As the days wore on, Aaron slowly started to realize the importance and purpose of family, rules, and structure. As his relationship grew with his houseparents, Bart and Sarah Hinz, he learned to open up more. Lovingly and consistently guiding him through life and responsibilities, he found comfort through their affirmation. “Bart and Sarah introduced me to family closeness…and spiritually invested in my life.” Bart showed him how a kind, caring, and consistent father was the spiritual leader of the family. Feeling like he had someone he could talk to about anything, frustrations no longer turned into uncontrollable anger. With this new outlook, his grades and attitude improved.

Being part of a functioning family lead by a strong Christian man transformed Aaron.   “Before I felt I was not worth much because I couldn’t do anything: I was 15, had no skills, except being able to play video games,” said Aaron. “Now, I had people who cared and wanted to invest in me…for ME. They challenged me and taught me to how to be a man (cut wood, weed eat, mow, read scripture).“

The Show-Me community also provided him with a range of positive male role models to shape his character. His youth pastor, James Garner, challenged him to live his faith outside church walls by serving others. He learned more about being a man by working alongside house dad Chris Novak: “Chris taught me discipline, hard word, and perseverance to finish – one of the best growing seasons of my life.”

Letting Go – A Catalyst to Recovery

After 18 months at Show-Me, Aaron and Gabriella returned to their mother’s home. Though Aaron and Gabriella had a different attitude, and Vickie had made significant improvements, herself, “it quickly returned to being all about me and doing anything I desired,” Aaron recalls. “I didn’t have the discipline or structure to develop the character I needed to succeed as an adult.” Those two years he felt lost, empty, without purpose and without a community to support and guide him.

Feeling broken, he joined up with some old friends and ended up attending a Christ In Youth Conference the summer after he finished high school. There, he reconnected with God and the Christian community. “I was brought back to when I was a Show-Me kid — that closeness that I earnestly desired and whole-heartedly missed.”

The experiences of that summer led him to enroll in Ozark Christian College. There his heart would be further refined by the Christian community around him. “Everyone had a heart for the kingdom and wanted to do ministry. They encouraged and made me believe in myself.”

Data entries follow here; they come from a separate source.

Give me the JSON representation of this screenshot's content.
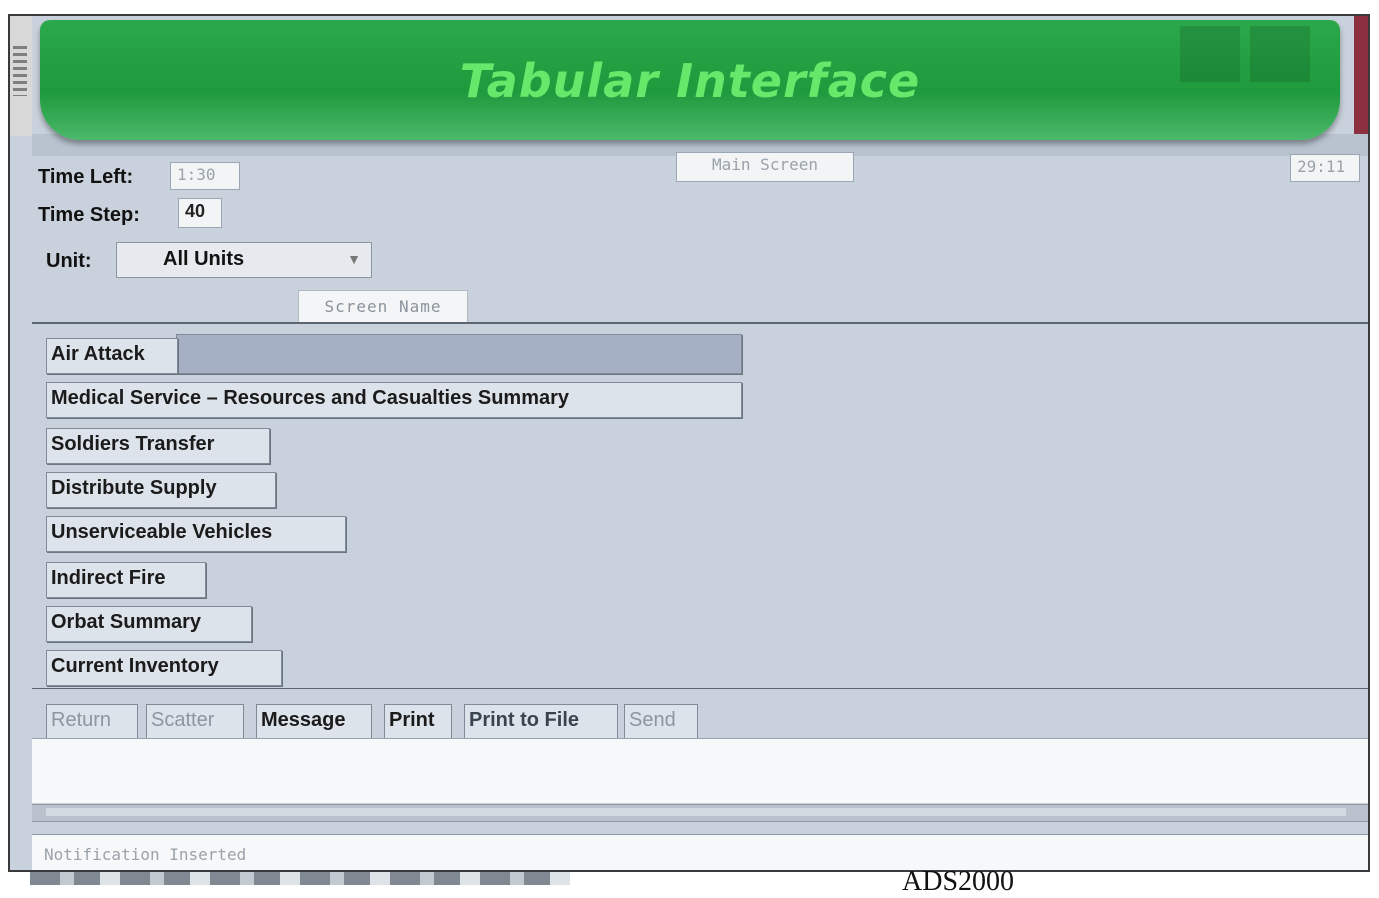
{
  "window": {
    "banner_title": "Tabular Interface",
    "screen_name_center": "Main Screen",
    "corner_value": "29:11"
  },
  "controls": {
    "time_left_label": "Time Left:",
    "time_left_value": "1:30",
    "time_step_label": "Time Step:",
    "time_step_value": "40",
    "unit_label": "Unit:",
    "unit_selected": "All Units",
    "screen_name_button": "Screen Name"
  },
  "tabs": [
    {
      "label": "Air Attack"
    },
    {
      "label": "Medical Service – Resources and Casualties Summary"
    },
    {
      "label": "Soldiers Transfer"
    },
    {
      "label": "Distribute Supply"
    },
    {
      "label": "Unserviceable Vehicles"
    },
    {
      "label": "Indirect Fire"
    },
    {
      "label": "Orbat Summary"
    },
    {
      "label": "Current Inventory"
    }
  ],
  "toolbar": {
    "return": "Return",
    "scatter": "Scatter",
    "message": "Message",
    "print": "Print",
    "print_to_file": "Print to File",
    "send": "Send"
  },
  "status": {
    "text": "Notification Inserted"
  },
  "caption": "ADS2000",
  "colors": {
    "banner_green": "#2aa84a",
    "banner_title": "#66e86a",
    "panel_bg": "#c9d2dc",
    "active_tab_bg": "#a6b0c4"
  }
}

During his summers, he interned as a youth pastor for the Sheridan Christian Church. Jeff Blaine, former houseparent and now minister at the Church, helped him figure out that it takes discipline to allow God to take full control of your life. “He showed me how to live a life where you are shepherding people and sharing the gospel,” recalls Aaron.

Aaron on a mission in IndiaStepping into the World Mission

After graduating in 2012 from OCC, Aaron served as a youth minister and in a group home for teenage boys like himself. “Each step, God is strengthening me in my faith to be able to pour out love rather than just accept it,” said Aaron. Eventually, the door opened to mission work with Adventures in Missions. After prayer and counsel with his community of Christian mentors, Aaron signed up for an eleven-month mission.

Right now, Aaron is half-way around the world ministering to orphans in India. He has a heart for the lost and hurting, a heart softened and shaped by the experiences of his own loss and hurt. He is determined to live a life not focused on himself – a life lived for his God and His people.

Does Aaron’s mother, Vickie, have any regrets? “God showed me, and continues to show me, that as a parent, He has a plan for my life and my children. Without Show-Me, I do not think my son would have the Christian growth and maturity to become a young, faithful, servant to God today.”

She adds, “Bart and Sarah took Aaron as an angry boy, hitting walls, and back-talking, to a young man that is gentle, has compassion, is kind, and appreciative of what God has done in his life. Seeing Aaron’s continuous growth has made me a very proud Mom and very thankful for a place called Show-Me Christian Youth Home.”